CLD in Scotland Conference – a 21st Century Profession!

What do you get when you take 120 CLD leaders, 12 amazing speakers, 1 central Glasgow venue and throw in a bucket load of passion, enthusiasm and critical thinking? The “CLD in Scotland Conference” of course!

On 17th April, CLD Standards Council and CLD Managers Scotland jointly hosted the CLD in Scotland Conference. It aimed to bring key stakeholders in the CLD sector together to consider strategic issues affecting CLD in Scotland and to consider how these issues should be addressed by the review of CLD.

To get us thinking, we were joined by an array of speakers from across the academic, economic and education spheres.

Some of the key messages they shared and questions they posed include:

CLD in Context – Dr Rachel Shanks, University of Aberdeen 

  • Connecting Freire, Kahneman, Fielding 
  • Cognitive bias, and intuitive unconscious bias decision 
  • Individual agency and self-awareness to become agents of change   

Delivering Positive Outcomes – Professor Sinead Gormally, University of Glasgow

  • How do we increase the visibility and recognition of CLD as a sector, whilst still supporting each of our 3 domains of practice and specialist roles?
  • If we are to deliver positive outcomes – what then is our (CLD’s) unique role and contribution to the Scotland we want? And how do we evidence and articulate this?
Professor Sinead Gormally holding a mic to the left of a lectern. CLD Standards Council pop up banner is behind her right shoulder. To her left, is a large screen with a page of a presentation on The Changing Landscape of Scottish Education.

CLD: Ready for the Future – Pauline Radcliffe, Scottish Credit and Qualifications Framework Partnership

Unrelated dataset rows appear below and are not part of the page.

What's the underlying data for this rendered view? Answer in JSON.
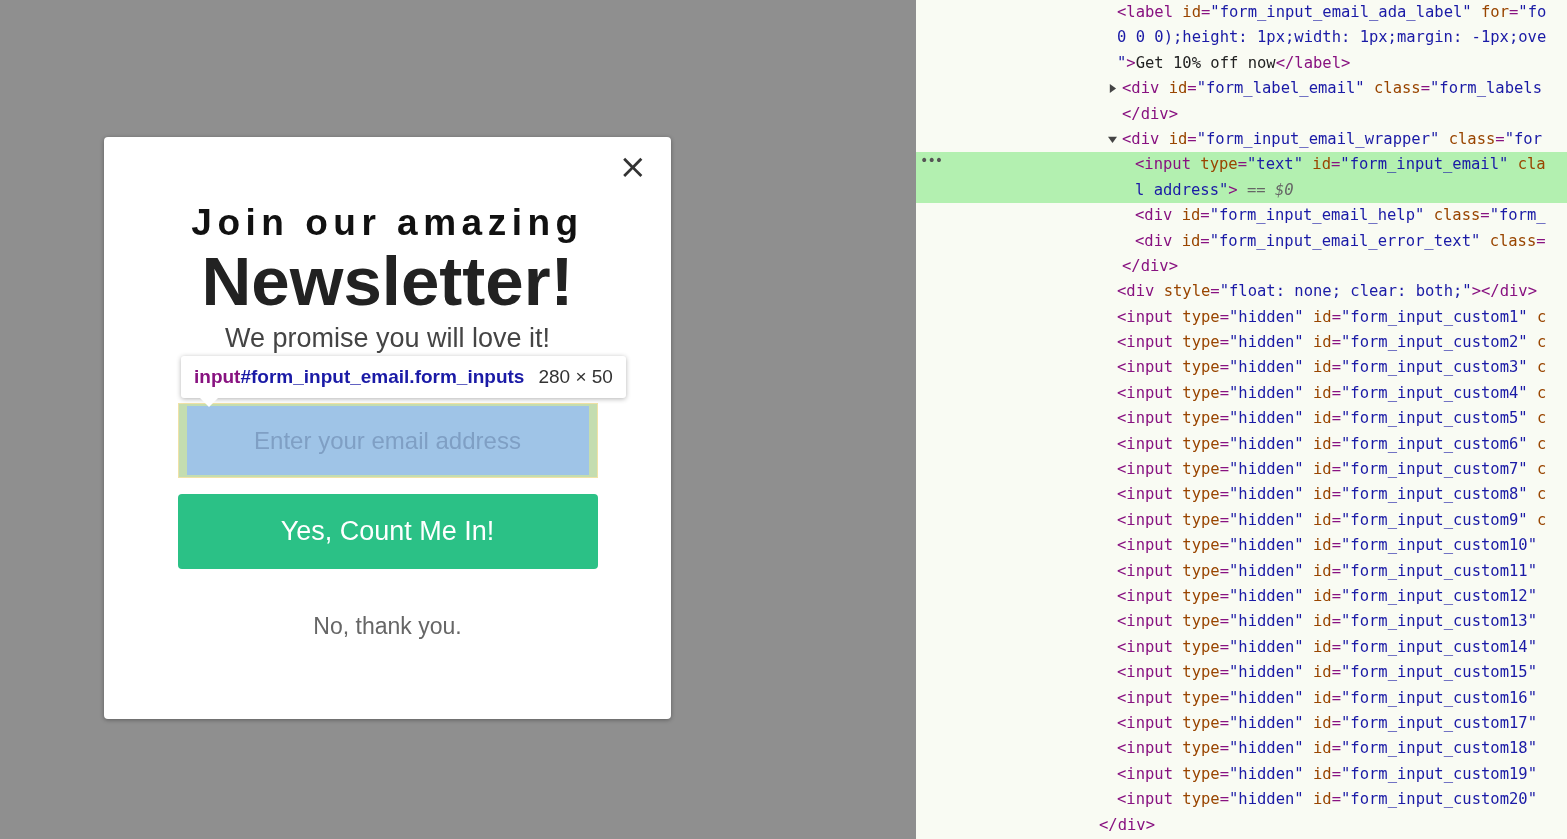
{
  "popup": {
    "close_label": "×",
    "title_line1": "Join our amazing",
    "title_line2": "Newsletter!",
    "subtitle": "We promise you will love it!",
    "email_field": {
      "placeholder": "Enter your email address",
      "inspected": true
    },
    "submit_button": "Yes, Count Me In!",
    "decline_link": "No, thank you."
  },
  "inspector_tooltip": {
    "tag": "input",
    "selector": "#form_input_email.form_inputs",
    "size": "280 × 50"
  },
  "elements_tree": {
    "row_menu": "•••",
    "closing": [
      {
        "kind": "tag",
        "text": "</div>"
      }
    ],
    "children": [
      {
        "selected": false,
        "lines": [
          [
            {
              "kind": "tag",
              "text": "<label"
            },
            {
              "kind": "attr",
              "text": " id"
            },
            {
              "kind": "tag",
              "text": "="
            },
            {
              "kind": "val",
              "text": "\"form_input_email_ada_label\""
            },
            {
              "kind": "attr",
              "text": " for"
            },
            {
              "kind": "tag",
              "text": "="
            },
            {
              "kind": "val",
              "text": "\"fo"
            }
          ],
          [
            {
              "kind": "val",
              "text": "0 0 0);height: 1px;width: 1px;margin: -1px;ove"
            }
          ],
          [
            {
              "kind": "val",
              "text": "\""
            },
            {
              "kind": "tag",
              "text": ">"
            },
            {
              "kind": "text",
              "text": "Get 10% off now"
            },
            {
              "kind": "tag",
              "text": "</label>"
            }
          ]
        ]
      },
      {
        "selected": false,
        "expanded": false,
        "lines": [
          [
            {
              "kind": "tag",
              "text": "<div"
            },
            {
              "kind": "attr",
              "text": " id"
            },
            {
              "kind": "tag",
              "text": "="
            },
            {
              "kind": "val",
              "text": "\"form_label_email\""
            },
            {
              "kind": "attr",
              "text": " class"
            },
            {
              "kind": "tag",
              "text": "="
            },
            {
              "kind": "val",
              "text": "\"form_labels"
            }
          ]
        ],
        "closing": [
          {
            "kind": "tag",
            "text": "</div>"
          }
        ]
      },
      {
        "selected": false,
        "expanded": true,
        "lines": [
          [
            {
              "kind": "tag",
              "text": "<div"
            },
            {
              "kind": "attr",
              "text": " id"
            },
            {
              "kind": "tag",
              "text": "="
            },
            {
              "kind": "val",
              "text": "\"form_input_email_wrapper\""
            },
            {
              "kind": "attr",
              "text": " class"
            },
            {
              "kind": "tag",
              "text": "="
            },
            {
              "kind": "val",
              "text": "\"for"
            }
          ]
        ],
        "closing": [
          {
            "kind": "tag",
            "text": "</div>"
          }
        ],
        "children": [
          {
            "selected": true,
            "lines": [
              [
                {
                  "kind": "tag",
                  "text": "<input"
                },
                {
                  "kind": "attr",
                  "text": " type"
                },
                {
                  "kind": "tag",
                  "text": "="
                },
                {
                  "kind": "val",
                  "text": "\"text\""
                },
                {
                  "kind": "attr",
                  "text": " id"
                },
                {
                  "kind": "tag",
                  "text": "="
                },
                {
                  "kind": "val",
                  "text": "\"form_input_email\""
                },
                {
                  "kind": "attr",
                  "text": " cla"
                }
              ],
              [
                {
                  "kind": "val",
                  "text": "l address\""
                },
                {
                  "kind": "tag",
                  "text": ">"
                },
                {
                  "kind": "dim",
                  "text": " == $0"
                }
              ]
            ]
          },
          {
            "selected": false,
            "lines": [
              [
                {
                  "kind": "tag",
                  "text": "<div"
                },
                {
                  "kind": "attr",
                  "text": " id"
                },
                {
                  "kind": "tag",
                  "text": "="
                },
                {
                  "kind": "val",
                  "text": "\"form_input_email_help\""
                },
                {
                  "kind": "attr",
                  "text": " class"
                },
                {
                  "kind": "tag",
                  "text": "="
                },
                {
                  "kind": "val",
                  "text": "\"form_"
                }
              ]
            ]
          },
          {
            "selected": false,
            "lines": [
              [
                {
                  "kind": "tag",
                  "text": "<div"
                },
                {
                  "kind": "attr",
                  "text": " id"
                },
                {
                  "kind": "tag",
                  "text": "="
                },
                {
                  "kind": "val",
                  "text": "\"form_input_email_error_text\""
                },
                {
                  "kind": "attr",
                  "text": " class"
                },
                {
                  "kind": "tag",
                  "text": "="
                }
              ]
            ]
          }
        ]
      },
      {
        "selected": false,
        "lines": [
          [
            {
              "kind": "tag",
              "text": "<div"
            },
            {
              "kind": "attr",
              "text": " style"
            },
            {
              "kind": "tag",
              "text": "="
            },
            {
              "kind": "val",
              "text": "\"float: none; clear: both;\""
            },
            {
              "kind": "tag",
              "text": "></div>"
            }
          ]
        ]
      },
      {
        "selected": false,
        "lines": [
          [
            {
              "kind": "tag",
              "text": "<input"
            },
            {
              "kind": "attr",
              "text": " type"
            },
            {
              "kind": "tag",
              "text": "="
            },
            {
              "kind": "val",
              "text": "\"hidden\""
            },
            {
              "kind": "attr",
              "text": " id"
            },
            {
              "kind": "tag",
              "text": "="
            },
            {
              "kind": "val",
              "text": "\"form_input_custom1\""
            },
            {
              "kind": "attr",
              "text": " c"
            }
          ]
        ]
      },
      {
        "selected": false,
        "lines": [
          [
            {
              "kind": "tag",
              "text": "<input"
            },
            {
              "kind": "attr",
              "text": " type"
            },
            {
              "kind": "tag",
              "text": "="
            },
            {
              "kind": "val",
              "text": "\"hidden\""
            },
            {
              "kind": "attr",
              "text": " id"
            },
            {
              "kind": "tag",
              "text": "="
            },
            {
              "kind": "val",
              "text": "\"form_input_custom2\""
            },
            {
              "kind": "attr",
              "text": " c"
            }
          ]
        ]
      },
      {
        "selected": false,
        "lines": [
          [
            {
              "kind": "tag",
              "text": "<input"
            },
            {
              "kind": "attr",
              "text": " type"
            },
            {
              "kind": "tag",
              "text": "="
            },
            {
              "kind": "val",
              "text": "\"hidden\""
            },
            {
              "kind": "attr",
              "text": " id"
            },
            {
              "kind": "tag",
              "text": "="
            },
            {
              "kind": "val",
              "text": "\"form_input_custom3\""
            },
            {
              "kind": "attr",
              "text": " c"
            }
          ]
        ]
      },
      {
        "selected": false,
        "lines": [
          [
            {
              "kind": "tag",
              "text": "<input"
            },
            {
              "kind": "attr",
              "text": " type"
            },
            {
              "kind": "tag",
              "text": "="
            },
            {
              "kind": "val",
              "text": "\"hidden\""
            },
            {
              "kind": "attr",
              "text": " id"
            },
            {
              "kind": "tag",
              "text": "="
            },
            {
              "kind": "val",
              "text": "\"form_input_custom4\""
            },
            {
              "kind": "attr",
              "text": " c"
            }
          ]
        ]
      },
      {
        "selected": false,
        "lines": [
          [
            {
              "kind": "tag",
              "text": "<input"
            },
            {
              "kind": "attr",
              "text": " type"
            },
            {
              "kind": "tag",
              "text": "="
            },
            {
              "kind": "val",
              "text": "\"hidden\""
            },
            {
              "kind": "attr",
              "text": " id"
            },
            {
              "kind": "tag",
              "text": "="
            },
            {
              "kind": "val",
              "text": "\"form_input_custom5\""
            },
            {
              "kind": "attr",
              "text": " c"
            }
          ]
        ]
      },
      {
        "selected": false,
        "lines": [
          [
            {
              "kind": "tag",
              "text": "<input"
            },
            {
              "kind": "attr",
              "text": " type"
            },
            {
              "kind": "tag",
              "text": "="
            },
            {
              "kind": "val",
              "text": "\"hidden\""
            },
            {
              "kind": "attr",
              "text": " id"
            },
            {
              "kind": "tag",
              "text": "="
            },
            {
              "kind": "val",
              "text": "\"form_input_custom6\""
            },
            {
              "kind": "attr",
              "text": " c"
            }
          ]
        ]
      },
      {
        "selected": false,
        "lines": [
          [
            {
              "kind": "tag",
              "text": "<input"
            },
            {
              "kind": "attr",
              "text": " type"
            },
            {
              "kind": "tag",
              "text": "="
            },
            {
              "kind": "val",
              "text": "\"hidden\""
            },
            {
              "kind": "attr",
              "text": " id"
            },
            {
              "kind": "tag",
              "text": "="
            },
            {
              "kind": "val",
              "text": "\"form_input_custom7\""
            },
            {
              "kind": "attr",
              "text": " c"
            }
          ]
        ]
      },
      {
        "selected": false,
        "lines": [
          [
            {
              "kind": "tag",
              "text": "<input"
            },
            {
              "kind": "attr",
              "text": " type"
            },
            {
              "kind": "tag",
              "text": "="
            },
            {
              "kind": "val",
              "text": "\"hidden\""
            },
            {
              "kind": "attr",
              "text": " id"
            },
            {
              "kind": "tag",
              "text": "="
            },
            {
              "kind": "val",
              "text": "\"form_input_custom8\""
            },
            {
              "kind": "attr",
              "text": " c"
            }
          ]
        ]
      },
      {
        "selected": false,
        "lines": [
          [
            {
              "kind": "tag",
              "text": "<input"
            },
            {
              "kind": "attr",
              "text": " type"
            },
            {
              "kind": "tag",
              "text": "="
            },
            {
              "kind": "val",
              "text": "\"hidden\""
            },
            {
              "kind": "attr",
              "text": " id"
            },
            {
              "kind": "tag",
              "text": "="
            },
            {
              "kind": "val",
              "text": "\"form_input_custom9\""
            },
            {
              "kind": "attr",
              "text": " c"
            }
          ]
        ]
      },
      {
        "selected": false,
        "lines": [
          [
            {
              "kind": "tag",
              "text": "<input"
            },
            {
              "kind": "attr",
              "text": " type"
            },
            {
              "kind": "tag",
              "text": "="
            },
            {
              "kind": "val",
              "text": "\"hidden\""
            },
            {
              "kind": "attr",
              "text": " id"
            },
            {
              "kind": "tag",
              "text": "="
            },
            {
              "kind": "val",
              "text": "\"form_input_custom10\""
            }
          ]
        ]
      },
      {
        "selected": false,
        "lines": [
          [
            {
              "kind": "tag",
              "text": "<input"
            },
            {
              "kind": "attr",
              "text": " type"
            },
            {
              "kind": "tag",
              "text": "="
            },
            {
              "kind": "val",
              "text": "\"hidden\""
            },
            {
              "kind": "attr",
              "text": " id"
            },
            {
              "kind": "tag",
              "text": "="
            },
            {
              "kind": "val",
              "text": "\"form_input_custom11\""
            }
          ]
        ]
      },
      {
        "selected": false,
        "lines": [
          [
            {
              "kind": "tag",
              "text": "<input"
            },
            {
              "kind": "attr",
              "text": " type"
            },
            {
              "kind": "tag",
              "text": "="
            },
            {
              "kind": "val",
              "text": "\"hidden\""
            },
            {
              "kind": "attr",
              "text": " id"
            },
            {
              "kind": "tag",
              "text": "="
            },
            {
              "kind": "val",
              "text": "\"form_input_custom12\""
            }
          ]
        ]
      },
      {
        "selected": false,
        "lines": [
          [
            {
              "kind": "tag",
              "text": "<input"
            },
            {
              "kind": "attr",
              "text": " type"
            },
            {
              "kind": "tag",
              "text": "="
            },
            {
              "kind": "val",
              "text": "\"hidden\""
            },
            {
              "kind": "attr",
              "text": " id"
            },
            {
              "kind": "tag",
              "text": "="
            },
            {
              "kind": "val",
              "text": "\"form_input_custom13\""
            }
          ]
        ]
      },
      {
        "selected": false,
        "lines": [
          [
            {
              "kind": "tag",
              "text": "<input"
            },
            {
              "kind": "attr",
              "text": " type"
            },
            {
              "kind": "tag",
              "text": "="
            },
            {
              "kind": "val",
              "text": "\"hidden\""
            },
            {
              "kind": "attr",
              "text": " id"
            },
            {
              "kind": "tag",
              "text": "="
            },
            {
              "kind": "val",
              "text": "\"form_input_custom14\""
            }
          ]
        ]
      },
      {
        "selected": false,
        "lines": [
          [
            {
              "kind": "tag",
              "text": "<input"
            },
            {
              "kind": "attr",
              "text": " type"
            },
            {
              "kind": "tag",
              "text": "="
            },
            {
              "kind": "val",
              "text": "\"hidden\""
            },
            {
              "kind": "attr",
              "text": " id"
            },
            {
              "kind": "tag",
              "text": "="
            },
            {
              "kind": "val",
              "text": "\"form_input_custom15\""
            }
          ]
        ]
      },
      {
        "selected": false,
        "lines": [
          [
            {
              "kind": "tag",
              "text": "<input"
            },
            {
              "kind": "attr",
              "text": " type"
            },
            {
              "kind": "tag",
              "text": "="
            },
            {
              "kind": "val",
              "text": "\"hidden\""
            },
            {
              "kind": "attr",
              "text": " id"
            },
            {
              "kind": "tag",
              "text": "="
            },
            {
              "kind": "val",
              "text": "\"form_input_custom16\""
            }
          ]
        ]
      },
      {
        "selected": false,
        "lines": [
          [
            {
              "kind": "tag",
              "text": "<input"
            },
            {
              "kind": "attr",
              "text": " type"
            },
            {
              "kind": "tag",
              "text": "="
            },
            {
              "kind": "val",
              "text": "\"hidden\""
            },
            {
              "kind": "attr",
              "text": " id"
            },
            {
              "kind": "tag",
              "text": "="
            },
            {
              "kind": "val",
              "text": "\"form_input_custom17\""
            }
          ]
        ]
      },
      {
        "selected": false,
        "lines": [
          [
            {
              "kind": "tag",
              "text": "<input"
            },
            {
              "kind": "attr",
              "text": " type"
            },
            {
              "kind": "tag",
              "text": "="
            },
            {
              "kind": "val",
              "text": "\"hidden\""
            },
            {
              "kind": "attr",
              "text": " id"
            },
            {
              "kind": "tag",
              "text": "="
            },
            {
              "kind": "val",
              "text": "\"form_input_custom18\""
            }
          ]
        ]
      },
      {
        "selected": false,
        "lines": [
          [
            {
              "kind": "tag",
              "text": "<input"
            },
            {
              "kind": "attr",
              "text": " type"
            },
            {
              "kind": "tag",
              "text": "="
            },
            {
              "kind": "val",
              "text": "\"hidden\""
            },
            {
              "kind": "attr",
              "text": " id"
            },
            {
              "kind": "tag",
              "text": "="
            },
            {
              "kind": "val",
              "text": "\"form_input_custom19\""
            }
          ]
        ]
      },
      {
        "selected": false,
        "lines": [
          [
            {
              "kind": "tag",
              "text": "<input"
            },
            {
              "kind": "attr",
              "text": " type"
            },
            {
              "kind": "tag",
              "text": "="
            },
            {
              "kind": "val",
              "text": "\"hidden\""
            },
            {
              "kind": "attr",
              "text": " id"
            },
            {
              "kind": "tag",
              "text": "="
            },
            {
              "kind": "val",
              "text": "\"form_input_custom20\""
            }
          ]
        ]
      }
    ]
  }
}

  • Recognising real learning’s worth – and where that happens 
  • How can your voices be more effectively heard in other “languages” (i.e. different professional contexts)? 

Capturing the Impact of CLD – Professor Emeritas Karen MacArdle, Sue Briggs and Kirsty Forrester

  • What can we do about Social Justice? Counter hegemony with critical education for us and them; Sharpen up our language and speak truth to power; Amplify and interpret voice and stories; Be political/change driven.
  • What are the key outcomes against which we wish to be assessed, known, measured?

Scotland’s Labour Market and the Role of CLD – Chris Brodie, Skills Development Scotland

  • Scotland has a shrinking labour pool. Prioritising investment in skills through data and insight-led decision making will be increasingly important for people and the economy!
  • What opportunities and challenges to these labour market conditions present for the CLD sector itself?

You can see the social media feedback by clicking on the #CLDinScotland hashtag.

Conference slides and resources will be available on i-develop soon.